Toward the back of the plane, a twelve year-old unaccompanied boy had gotten sick all down the aisle. The three flight attendants where on it, caring for him, and the passengers, and cleaning up the aisle.
One of the newer flight attendants, on her hands and knees cleaning, was being harassed by an older female passenger who claimed that she “didn’t know how to mother. You’re too young. This child needs mothering.”
With a smile on her face, lipstick reapplied, this flight attendant continued her job. Later, when she was taking a respite for a few minutes up front. I unbuckled my seatbelt and went to her. “You are doing a great job. Don’t let some nut get to you.”
“You’ve been professional,” I added. “Don’t listen to anyone who says you are not doing the best you can – because you are!”
Similar in age to my own daughter, I wanted to mother her. It had not been and easy start to this flight. The weather delays. The “situation” with the two guys. Now a sick child. Yet, all three flight attendants were undeterred.
I’ve heard that passengers tend to complain more about flight attendants to the powers that be than give accolades on their service.
For flight attendants, it’s not easy these days. Passengers are crammed in. Often disrespectful with ear buds in their ears when a flight attendant merely wants to ask what they want to drink. I’ve seen it too often.

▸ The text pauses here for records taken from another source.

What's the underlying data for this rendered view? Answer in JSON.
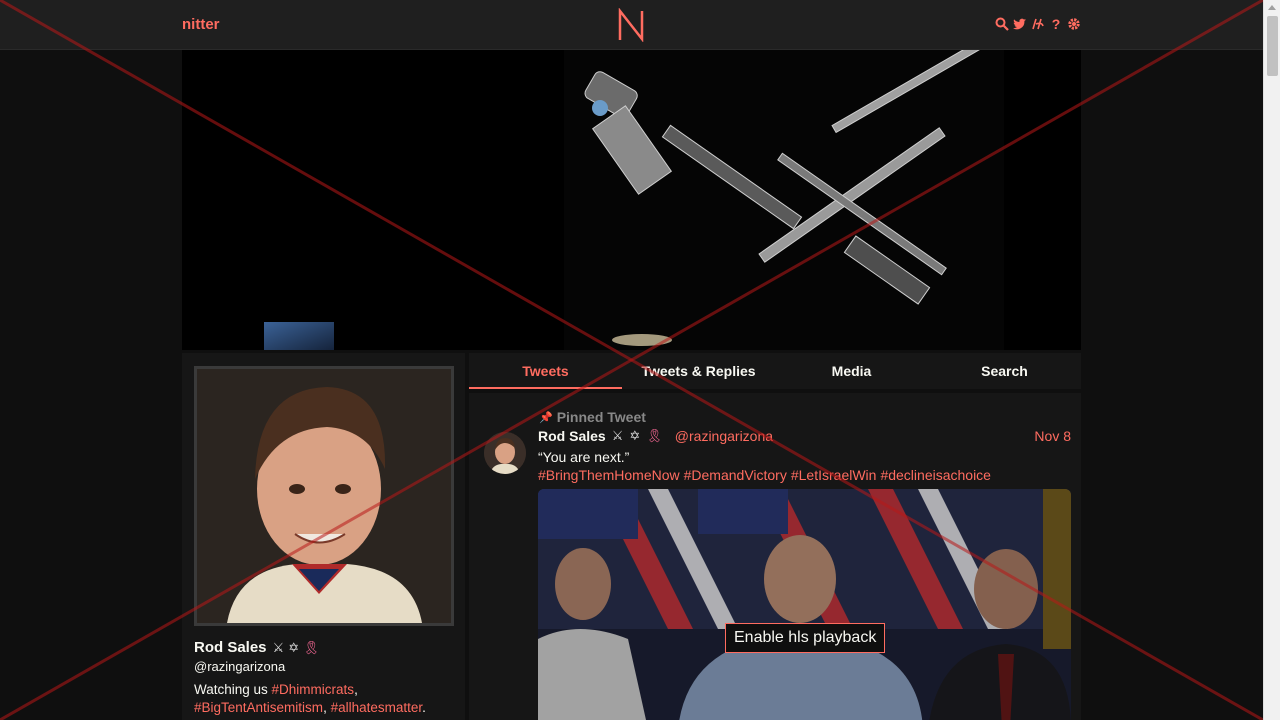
{
  "nav": {
    "brand": "nitter",
    "logo_letter": "N"
  },
  "tabs": [
    {
      "label": "Tweets",
      "active": true
    },
    {
      "label": "Tweets & Replies",
      "active": false
    },
    {
      "label": "Media",
      "active": false
    },
    {
      "label": "Search",
      "active": false
    }
  ],
  "profile": {
    "name": "Rod Sales",
    "handle": "@razingarizona",
    "bio_prefix": "Watching us ",
    "bio_tag1": "#Dhimmicrats",
    "bio_sep1": ",",
    "bio_tag2": "#BigTentAntisemitism",
    "bio_sep2": ", ",
    "bio_tag3": "#allhatesmatter",
    "bio_end": "."
  },
  "tweet": {
    "pinned_label": "Pinned Tweet",
    "name": "Rod Sales",
    "handle": "@razingarizona",
    "date": "Nov 8",
    "text": "“You are next.”",
    "hashtags": [
      "#BringThemHomeNow",
      "#DemandVictory",
      "#LetIsraelWin",
      "#declineisachoice"
    ],
    "media_button": "Enable hls playback"
  },
  "colors": {
    "accent": "#ff6c60",
    "background": "#0f0f0f",
    "panel": "#161616"
  }
}
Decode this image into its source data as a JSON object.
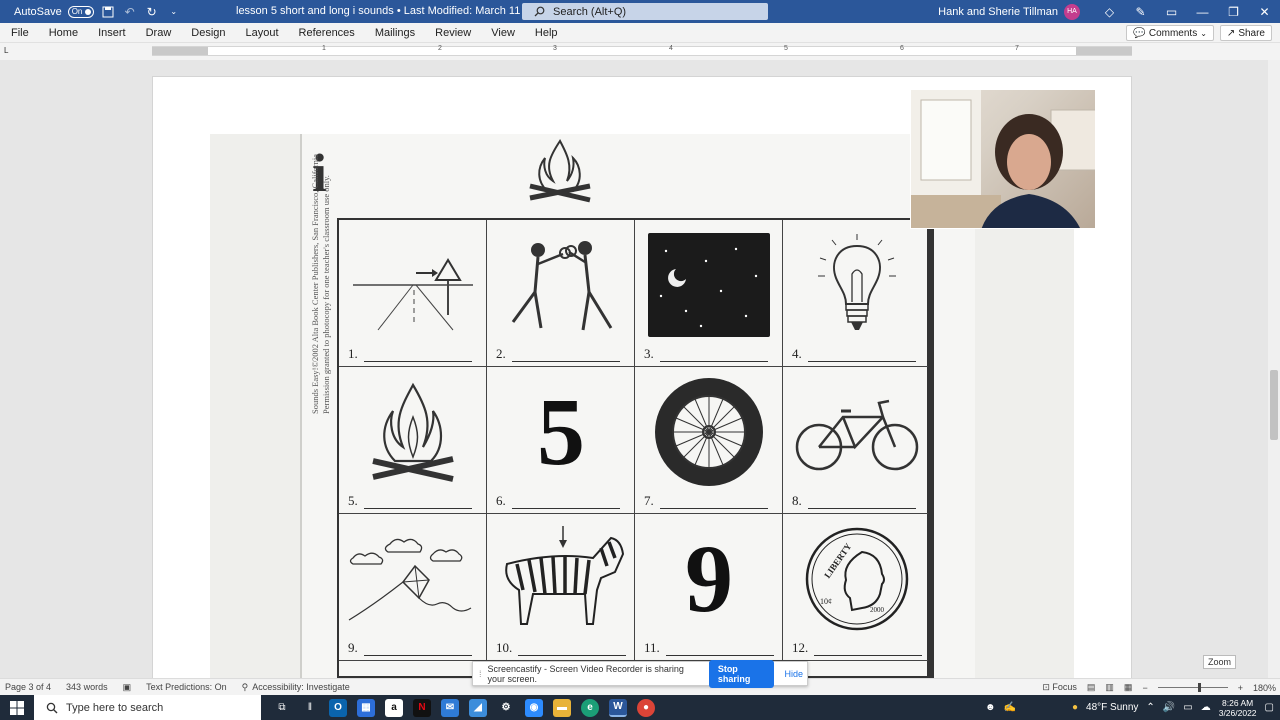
{
  "titlebar": {
    "autosave_label": "AutoSave",
    "autosave_state": "On",
    "doc_title": "lesson 5 short and long i sounds • Last Modified: March 11",
    "search_placeholder": "Search (Alt+Q)",
    "user_name": "Hank and Sherie Tillman",
    "user_initials": "HA"
  },
  "menu": {
    "items": [
      "File",
      "Home",
      "Insert",
      "Draw",
      "Design",
      "Layout",
      "References",
      "Mailings",
      "Review",
      "View",
      "Help"
    ],
    "comments_label": "Comments",
    "share_label": "Share"
  },
  "ruler": {
    "tab_selector": "L",
    "numbers": [
      "1",
      "2",
      "3",
      "4",
      "5",
      "6",
      "7"
    ]
  },
  "worksheet": {
    "heading_letter": "i",
    "copyright_lines": [
      "Sounds Easy!©2002 Alta Book Center Publishers, San Francisco, California",
      "Permission granted to photocopy for one teacher's classroom use only."
    ],
    "cells": [
      {
        "label": "1.",
        "picture": "road-sign"
      },
      {
        "label": "2.",
        "picture": "boxers"
      },
      {
        "label": "3.",
        "picture": "night-sky"
      },
      {
        "label": "4.",
        "picture": "light-bulb"
      },
      {
        "label": "5.",
        "picture": "campfire"
      },
      {
        "label": "6.",
        "picture": "numeral",
        "numeral": "5"
      },
      {
        "label": "7.",
        "picture": "tire"
      },
      {
        "label": "8.",
        "picture": "bicycle"
      },
      {
        "label": "9.",
        "picture": "kite"
      },
      {
        "label": "10.",
        "picture": "zebra"
      },
      {
        "label": "11.",
        "picture": "numeral",
        "numeral": "9"
      },
      {
        "label": "12.",
        "picture": "dime",
        "coin_text": "LIBERTY",
        "coin_value": "10¢",
        "coin_year": "2000"
      }
    ]
  },
  "status": {
    "page": "Page 3 of 4",
    "words": "343 words",
    "text_predictions": "Text Predictions: On",
    "accessibility": "Accessibility: Investigate",
    "focus": "Focus",
    "zoom_level": "180%",
    "zoom_tooltip": "Zoom"
  },
  "sharebar": {
    "message": "Screencastify - Screen Video Recorder is sharing your screen.",
    "stop_label": "Stop sharing",
    "hide_label": "Hide"
  },
  "taskbar": {
    "search_placeholder": "Type here to search",
    "weather": "48°F  Sunny",
    "time": "8:26 AM",
    "date": "3/26/2022"
  },
  "colors": {
    "word_blue": "#2b579a",
    "share_blue": "#1a73e8"
  }
}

It’s no wonder some get cranky. It can wear one down. Yes, it’s their “job,” but it deserves respect. We all want respect for what we do. It’s amazing the response when you just treat someone kindly.
Upon landing at 2:30am, the British fellow behind us still had his humor. He stood and reached for his bag overhead and gave us a grin. “All that and all we get is Newark!”
*Lisa, Haley and Isabel - the flight attendants on the March 31st, Virgin America Flight 166, this is for you. Thank you for your grace under pressure.